Prime Minister Ehud Olmert has lost the trust of his party and more importantly, the public's trust, in the latest corruption affair under which he is being investigated.

In a survey conducted Tuesday night, after key witness Morris Talansky delivered his testimony, 70 percent of those polled said they do not believe Olmert's version that the money he received from the American businessman went only for his election campaigns.

What is even worse for him, 51 percent of his own party's voters don't believe him either.

Olmert's lawyers are right: According to the law, it is not at all clear whether there is something illegal in Olmert's dealings with his own private bank, the "Talansky Bank."

It is certainly worth waiting for the cross examination on July 17. It is likely to reveal contradictions about the sums of money, or to refute a story or two like the luxurious family vacation in Italy, which Olmert's attorneys claim never happened.

But no cross examination, no matter how brilliant and effective it may be, will save the politician Ehud Olmert. It will not polish his image nor remove the stench rising from the description of his relationship with Talansky. It will never return Olmert to the days before the investigation.
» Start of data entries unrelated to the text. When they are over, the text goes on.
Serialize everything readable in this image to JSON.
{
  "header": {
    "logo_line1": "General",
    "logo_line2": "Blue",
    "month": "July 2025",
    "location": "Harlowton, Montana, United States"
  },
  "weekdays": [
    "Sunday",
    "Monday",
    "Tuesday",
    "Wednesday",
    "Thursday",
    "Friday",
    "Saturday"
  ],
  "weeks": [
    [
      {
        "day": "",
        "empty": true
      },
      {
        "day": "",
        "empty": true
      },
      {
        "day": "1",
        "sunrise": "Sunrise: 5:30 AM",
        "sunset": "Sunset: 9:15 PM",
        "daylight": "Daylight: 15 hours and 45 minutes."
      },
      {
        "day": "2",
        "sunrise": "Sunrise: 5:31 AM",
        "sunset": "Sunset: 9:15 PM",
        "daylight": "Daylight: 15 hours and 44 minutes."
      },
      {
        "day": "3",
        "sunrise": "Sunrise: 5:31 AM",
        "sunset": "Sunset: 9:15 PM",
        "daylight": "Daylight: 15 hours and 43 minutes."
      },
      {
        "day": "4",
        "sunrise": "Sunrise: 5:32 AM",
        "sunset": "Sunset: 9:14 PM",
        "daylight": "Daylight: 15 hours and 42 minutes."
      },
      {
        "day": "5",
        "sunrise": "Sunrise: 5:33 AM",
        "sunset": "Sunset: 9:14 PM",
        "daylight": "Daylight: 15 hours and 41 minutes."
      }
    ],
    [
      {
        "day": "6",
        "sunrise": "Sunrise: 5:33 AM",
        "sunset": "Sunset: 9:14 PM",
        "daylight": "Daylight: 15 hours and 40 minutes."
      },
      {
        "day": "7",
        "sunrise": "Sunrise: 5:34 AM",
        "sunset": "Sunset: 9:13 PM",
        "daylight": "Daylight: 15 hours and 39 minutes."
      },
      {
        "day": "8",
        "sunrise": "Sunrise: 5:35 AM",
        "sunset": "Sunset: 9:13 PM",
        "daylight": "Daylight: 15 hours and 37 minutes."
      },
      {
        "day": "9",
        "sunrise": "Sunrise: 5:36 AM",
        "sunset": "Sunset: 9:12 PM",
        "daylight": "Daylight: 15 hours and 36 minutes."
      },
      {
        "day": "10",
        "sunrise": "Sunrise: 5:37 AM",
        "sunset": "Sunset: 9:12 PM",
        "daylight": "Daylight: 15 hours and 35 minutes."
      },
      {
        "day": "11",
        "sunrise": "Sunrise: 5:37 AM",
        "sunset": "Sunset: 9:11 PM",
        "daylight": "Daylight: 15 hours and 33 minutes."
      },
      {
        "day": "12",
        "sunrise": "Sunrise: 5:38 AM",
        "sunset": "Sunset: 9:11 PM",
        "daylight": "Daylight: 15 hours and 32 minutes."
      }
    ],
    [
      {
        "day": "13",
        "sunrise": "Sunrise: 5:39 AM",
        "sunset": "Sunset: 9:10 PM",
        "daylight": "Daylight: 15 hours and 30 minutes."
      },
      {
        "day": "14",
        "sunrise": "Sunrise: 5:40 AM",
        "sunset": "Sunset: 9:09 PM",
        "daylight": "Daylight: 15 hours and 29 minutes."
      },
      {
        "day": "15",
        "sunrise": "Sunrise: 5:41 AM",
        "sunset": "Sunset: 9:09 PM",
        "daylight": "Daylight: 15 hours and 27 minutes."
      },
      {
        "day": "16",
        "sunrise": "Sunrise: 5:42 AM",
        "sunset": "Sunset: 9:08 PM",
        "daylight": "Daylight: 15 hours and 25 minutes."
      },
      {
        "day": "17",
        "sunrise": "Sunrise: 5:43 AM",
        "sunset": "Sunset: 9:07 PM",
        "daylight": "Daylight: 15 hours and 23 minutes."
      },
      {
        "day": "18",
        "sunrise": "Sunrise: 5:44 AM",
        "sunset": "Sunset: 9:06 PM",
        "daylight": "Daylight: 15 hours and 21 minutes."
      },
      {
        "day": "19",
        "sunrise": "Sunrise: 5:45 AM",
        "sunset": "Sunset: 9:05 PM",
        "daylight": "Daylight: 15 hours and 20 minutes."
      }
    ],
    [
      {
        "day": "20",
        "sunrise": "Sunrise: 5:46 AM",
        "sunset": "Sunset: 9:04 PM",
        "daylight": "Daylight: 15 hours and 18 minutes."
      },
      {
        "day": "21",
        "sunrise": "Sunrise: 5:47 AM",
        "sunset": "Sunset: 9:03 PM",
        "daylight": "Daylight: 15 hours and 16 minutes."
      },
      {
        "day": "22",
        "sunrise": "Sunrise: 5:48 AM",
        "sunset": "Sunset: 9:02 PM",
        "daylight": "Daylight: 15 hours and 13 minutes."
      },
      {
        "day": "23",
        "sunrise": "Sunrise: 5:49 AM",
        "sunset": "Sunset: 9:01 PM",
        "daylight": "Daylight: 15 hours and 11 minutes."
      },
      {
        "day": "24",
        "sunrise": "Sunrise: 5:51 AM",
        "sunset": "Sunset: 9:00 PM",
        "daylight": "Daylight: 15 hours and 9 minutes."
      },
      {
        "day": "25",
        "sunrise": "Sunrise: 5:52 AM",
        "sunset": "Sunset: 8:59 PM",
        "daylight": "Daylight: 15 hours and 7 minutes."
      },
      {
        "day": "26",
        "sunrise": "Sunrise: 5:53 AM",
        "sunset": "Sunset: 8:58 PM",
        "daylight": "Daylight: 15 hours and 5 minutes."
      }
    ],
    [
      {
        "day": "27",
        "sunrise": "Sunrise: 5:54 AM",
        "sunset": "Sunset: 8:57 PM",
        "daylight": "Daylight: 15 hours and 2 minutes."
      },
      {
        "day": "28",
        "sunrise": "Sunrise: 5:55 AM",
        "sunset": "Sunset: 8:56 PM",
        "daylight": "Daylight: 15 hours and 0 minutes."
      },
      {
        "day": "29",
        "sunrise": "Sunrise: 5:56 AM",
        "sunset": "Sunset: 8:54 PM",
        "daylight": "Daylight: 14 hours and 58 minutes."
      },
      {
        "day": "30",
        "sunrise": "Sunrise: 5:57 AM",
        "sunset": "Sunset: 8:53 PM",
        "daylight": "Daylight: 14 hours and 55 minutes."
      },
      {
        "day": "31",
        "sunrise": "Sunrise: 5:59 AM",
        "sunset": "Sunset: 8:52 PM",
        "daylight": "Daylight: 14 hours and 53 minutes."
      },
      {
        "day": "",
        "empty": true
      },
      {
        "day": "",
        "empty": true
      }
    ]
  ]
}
Publicly, Olmert is finished. There is no going back. Talansky's initial testimony Tuesday in the Jerusalem District Court will forever hover like a toxic cloud over the prime minster, wherever he goes - until he finally goes.

That is the small difference between a newspaper headline and testimony under oath in court.
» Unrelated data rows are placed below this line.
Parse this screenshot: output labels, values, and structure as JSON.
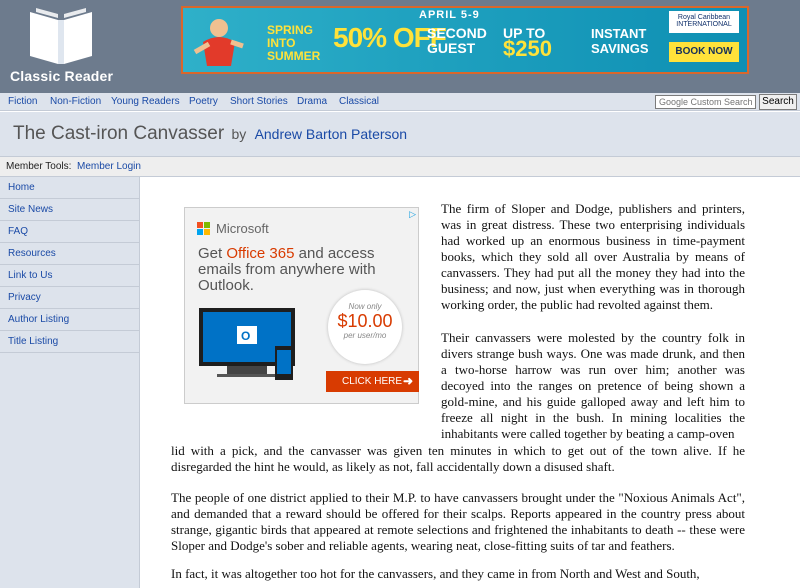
{
  "site": {
    "name": "Classic Reader"
  },
  "banner": {
    "dates": "APRIL 5-9",
    "spring": "SPRING INTO SUMMER",
    "offer_pct": "50% OFF",
    "second": "SECOND GUEST",
    "upto": "UP TO",
    "amount": "$250",
    "instant": "INSTANT SAVINGS",
    "brand": "Royal Caribbean INTERNATIONAL",
    "cta": "BOOK NOW"
  },
  "nav": {
    "items": [
      "Fiction",
      "Non-Fiction",
      "Young Readers",
      "Poetry",
      "Short Stories",
      "Drama",
      "Classical"
    ],
    "search_placeholder": "Google Custom Search",
    "search_button": "Search"
  },
  "book": {
    "title": "The Cast-iron Canvasser",
    "by": "by",
    "author": "Andrew Barton Paterson"
  },
  "member_tools": {
    "label": "Member Tools:",
    "login": "Member Login"
  },
  "sidebar": {
    "items": [
      "Home",
      "Site News",
      "FAQ",
      "Resources",
      "Link to Us",
      "Privacy",
      "Author Listing",
      "Title Listing"
    ]
  },
  "ad": {
    "brand": "Microsoft",
    "headline_pre": "Get ",
    "headline_product": "Office 365",
    "headline_post": " and access emails from anywhere with Outlook.",
    "price_label": "Now only",
    "price": "$10.00",
    "price_unit": "per user/mo",
    "cta": "CLICK HERE",
    "colors": {
      "accent": "#d83b01",
      "laptop": "#0072c6"
    }
  },
  "article": {
    "paragraphs": [
      "The firm of Sloper and Dodge, publishers and printers, was in great distress. These two enterprising individuals had worked up an enormous business in time-payment books, which they sold all over Australia by means of canvassers. They had put all the money they had into the business; and now, just when everything was in thorough working order, the public had revolted against them.",
      "Their canvassers were molested by the country folk in divers strange bush ways. One was made drunk, and then a two-horse harrow was run over him; another was decoyed into the ranges on pretence of being shown a gold-mine, and his guide galloped away and left him to freeze all night in the bush. In mining localities the inhabitants were called together by beating a camp-oven",
      "lid with a pick, and the canvasser was given ten minutes in which to get out of the town alive. If he disregarded the hint he would, as likely as not, fall accidentally down a disused shaft.",
      "The people of one district applied to their M.P. to have canvassers brought under the \"Noxious Animals Act\", and demanded that a reward should be offered for their scalps. Reports appeared in the country press about strange, gigantic birds that appeared at remote selections and frightened the inhabitants to death -- these were Sloper and Dodge's sober and reliable agents, wearing neat, close-fitting suits of tar and feathers.",
      "In fact, it was altogether too hot for the canvassers, and they came in from North and West and South,"
    ]
  }
}
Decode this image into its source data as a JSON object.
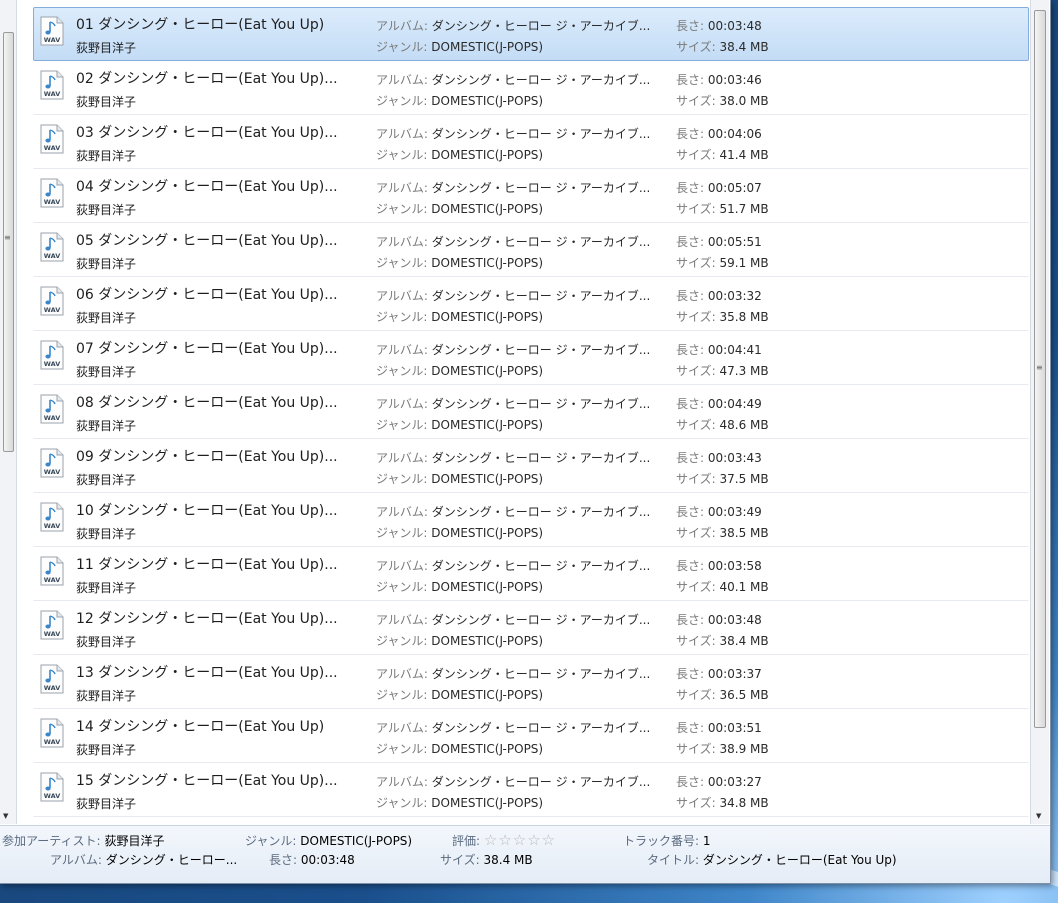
{
  "labels": {
    "album": "アルバム:",
    "genre": "ジャンル:",
    "length": "長さ:",
    "size": "サイズ:"
  },
  "file_icon_text": "WAV",
  "tracks": [
    {
      "title": "01 ダンシング・ヒーロー(Eat You Up)",
      "artist": "荻野目洋子",
      "album": "ダンシング・ヒーロー ジ・アーカイブ...",
      "genre": "DOMESTIC(J-POPS)",
      "length": "00:03:48",
      "size": "38.4 MB",
      "selected": true
    },
    {
      "title": "02 ダンシング・ヒーロー(Eat You Up)...",
      "artist": "荻野目洋子",
      "album": "ダンシング・ヒーロー ジ・アーカイブ...",
      "genre": "DOMESTIC(J-POPS)",
      "length": "00:03:46",
      "size": "38.0 MB"
    },
    {
      "title": "03 ダンシング・ヒーロー(Eat You Up)...",
      "artist": "荻野目洋子",
      "album": "ダンシング・ヒーロー ジ・アーカイブ...",
      "genre": "DOMESTIC(J-POPS)",
      "length": "00:04:06",
      "size": "41.4 MB"
    },
    {
      "title": "04 ダンシング・ヒーロー(Eat You Up)...",
      "artist": "荻野目洋子",
      "album": "ダンシング・ヒーロー ジ・アーカイブ...",
      "genre": "DOMESTIC(J-POPS)",
      "length": "00:05:07",
      "size": "51.7 MB"
    },
    {
      "title": "05 ダンシング・ヒーロー(Eat You Up)...",
      "artist": "荻野目洋子",
      "album": "ダンシング・ヒーロー ジ・アーカイブ...",
      "genre": "DOMESTIC(J-POPS)",
      "length": "00:05:51",
      "size": "59.1 MB"
    },
    {
      "title": "06 ダンシング・ヒーロー(Eat You Up)...",
      "artist": "荻野目洋子",
      "album": "ダンシング・ヒーロー ジ・アーカイブ...",
      "genre": "DOMESTIC(J-POPS)",
      "length": "00:03:32",
      "size": "35.8 MB"
    },
    {
      "title": "07 ダンシング・ヒーロー(Eat You Up)...",
      "artist": "荻野目洋子",
      "album": "ダンシング・ヒーロー ジ・アーカイブ...",
      "genre": "DOMESTIC(J-POPS)",
      "length": "00:04:41",
      "size": "47.3 MB"
    },
    {
      "title": "08 ダンシング・ヒーロー(Eat You Up)...",
      "artist": "荻野目洋子",
      "album": "ダンシング・ヒーロー ジ・アーカイブ...",
      "genre": "DOMESTIC(J-POPS)",
      "length": "00:04:49",
      "size": "48.6 MB"
    },
    {
      "title": "09 ダンシング・ヒーロー(Eat You Up)...",
      "artist": "荻野目洋子",
      "album": "ダンシング・ヒーロー ジ・アーカイブ...",
      "genre": "DOMESTIC(J-POPS)",
      "length": "00:03:43",
      "size": "37.5 MB"
    },
    {
      "title": "10 ダンシング・ヒーロー(Eat You Up)...",
      "artist": "荻野目洋子",
      "album": "ダンシング・ヒーロー ジ・アーカイブ...",
      "genre": "DOMESTIC(J-POPS)",
      "length": "00:03:49",
      "size": "38.5 MB"
    },
    {
      "title": "11 ダンシング・ヒーロー(Eat You Up)...",
      "artist": "荻野目洋子",
      "album": "ダンシング・ヒーロー ジ・アーカイブ...",
      "genre": "DOMESTIC(J-POPS)",
      "length": "00:03:58",
      "size": "40.1 MB"
    },
    {
      "title": "12 ダンシング・ヒーロー(Eat You Up)...",
      "artist": "荻野目洋子",
      "album": "ダンシング・ヒーロー ジ・アーカイブ...",
      "genre": "DOMESTIC(J-POPS)",
      "length": "00:03:48",
      "size": "38.4 MB"
    },
    {
      "title": "13 ダンシング・ヒーロー(Eat You Up)...",
      "artist": "荻野目洋子",
      "album": "ダンシング・ヒーロー ジ・アーカイブ...",
      "genre": "DOMESTIC(J-POPS)",
      "length": "00:03:37",
      "size": "36.5 MB"
    },
    {
      "title": "14 ダンシング・ヒーロー(Eat You Up)",
      "artist": "荻野目洋子",
      "album": "ダンシング・ヒーロー ジ・アーカイブ...",
      "genre": "DOMESTIC(J-POPS)",
      "length": "00:03:51",
      "size": "38.9 MB"
    },
    {
      "title": "15 ダンシング・ヒーロー(Eat You Up)...",
      "artist": "荻野目洋子",
      "album": "ダンシング・ヒーロー ジ・アーカイブ...",
      "genre": "DOMESTIC(J-POPS)",
      "length": "00:03:27",
      "size": "34.8 MB"
    }
  ],
  "details": {
    "contributing_artist_label": "参加アーティスト:",
    "contributing_artist": "荻野目洋子",
    "genre_label": "ジャンル:",
    "genre": "DOMESTIC(J-POPS)",
    "rating_label": "評価:",
    "rating_stars": "☆☆☆☆☆",
    "track_number_label": "トラック番号:",
    "track_number": "1",
    "album_label": "アルバム:",
    "album": "ダンシング・ヒーロー...",
    "length_label": "長さ:",
    "length": "00:03:48",
    "size_label": "サイズ:",
    "size": "38.4 MB",
    "title_label": "タイトル:",
    "title": "ダンシング・ヒーロー(Eat You Up)"
  },
  "colors": {
    "selection": "#c3dcf5",
    "selection_border": "#84acdd",
    "wav_note": "#3a86c8"
  }
}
The suspicions against Ariel Sharon in the Greek Island and Cyril Kern affairs were no less serious, maybe even more so. But the Sharon investigations never reached the courtroom. And, in any case, people were willing to forgive Sharon for anything.

His heir, Olmert, is now considered politically dead. In the political arena and in his party, Kadima, he no longer counts. So what are they counting? The money hidden in the envelopes that he took, according to Talansky, well after the primary elections ended.
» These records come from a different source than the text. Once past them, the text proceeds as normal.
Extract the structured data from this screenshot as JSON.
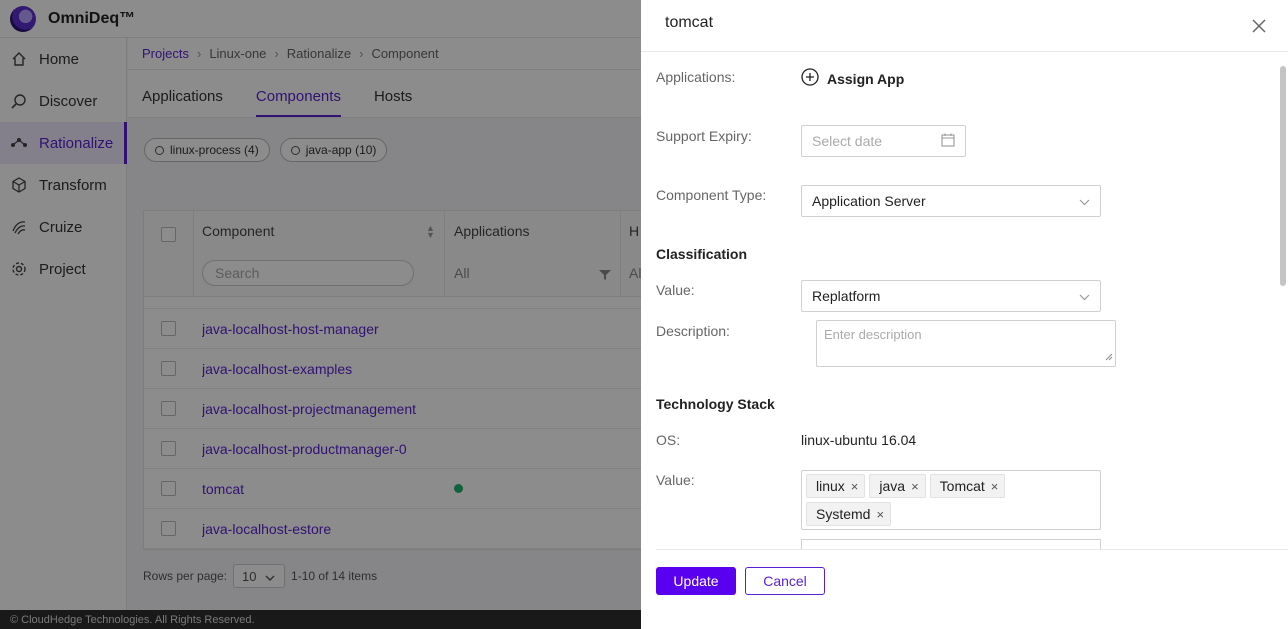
{
  "app": {
    "brand": "OmniDeq™"
  },
  "sidebar": {
    "items": [
      {
        "label": "Home",
        "icon": "home-icon"
      },
      {
        "label": "Discover",
        "icon": "discover-icon"
      },
      {
        "label": "Rationalize",
        "icon": "rationalize-icon",
        "active": true
      },
      {
        "label": "Transform",
        "icon": "cube-icon"
      },
      {
        "label": "Cruize",
        "icon": "cruize-icon"
      },
      {
        "label": "Project",
        "icon": "gear-icon"
      }
    ]
  },
  "breadcrumb": [
    "Projects",
    "Linux-one",
    "Rationalize",
    "Component"
  ],
  "tabs": [
    "Applications",
    "Components",
    "Hosts"
  ],
  "chips": [
    "linux-process (4)",
    "java-app (10)"
  ],
  "table": {
    "headers": {
      "component": "Component",
      "applications": "Applications",
      "hosts": "H"
    },
    "search_placeholder": "Search",
    "applications_filter": "All",
    "hosts_filter": "Al",
    "rows": [
      "java-localhost-host-manager",
      "java-localhost-examples",
      "java-localhost-projectmanagement",
      "java-localhost-productmanager-0",
      "tomcat",
      "java-localhost-estore"
    ]
  },
  "pager": {
    "label": "Rows per page:",
    "value": "10",
    "summary": "1-10 of 14 items"
  },
  "footer": "© CloudHedge Technologies. All Rights Reserved.",
  "drawer": {
    "title": "tomcat",
    "applications_label": "Applications:",
    "assign_app": "Assign App",
    "support_expiry_label": "Support Expiry:",
    "support_expiry_placeholder": "Select date",
    "component_type_label": "Component Type:",
    "component_type_value": "Application Server",
    "classification_heading": "Classification",
    "value_label": "Value:",
    "classification_value": "Replatform",
    "description_label": "Description:",
    "description_placeholder": "Enter description",
    "tech_stack_heading": "Technology Stack",
    "os_label": "OS:",
    "os_value": "linux-ubuntu 16.04",
    "tech_value_label": "Value:",
    "tags": [
      "linux",
      "java",
      "Tomcat",
      "Systemd"
    ],
    "update_label": "Update",
    "cancel_label": "Cancel"
  },
  "colors": {
    "accent": "#5a1fd1",
    "primary_button": "#5a00f0",
    "status_green": "#1db36b"
  }
}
The story that unfolded Tuesday in the Jerusalem courtroom was a guide to the good life, Olmert-style: luxury suites, fountain pens, cigars, first-class flights and the fixer who paid for it all.

In the best possible light, Olmert is a crass hedonist. In the worst, there are various crimes hiding inside the story, which the prosecution will decide on, when it is ready. No one was ever forced out of office for hedonism, but what makes the situation unbearable is the cash, the green bills that passed from Talansky to Olmert for such a long time without being reported, without accounting and without a trace - except for what was written in Shula Zaken's diaries.

It is hard to say whether Tuesday's testimony will have immediate political effects. It is likely that it won't. Ehud Barak does not intend to quit the government in the foreseeable future, and Tzipi Livni will not quit. They will leave Olmert twisting in the wind.

Olmert's confidantes asked Tuesday what was the difference between his case and that of Benjamin Netanyahu's pleasure trips to London and Paris, which were also paid for with huge sums by various millionaires. Why, asked Olmert's friends, did Bibi get out of it cheaply, while Olmert is being pursued by the prosecution?

Sooner or later, when Olmert will be a former prime minister, he will sit at home and wonder why he needed all this disgusting trouble. But it will be too late.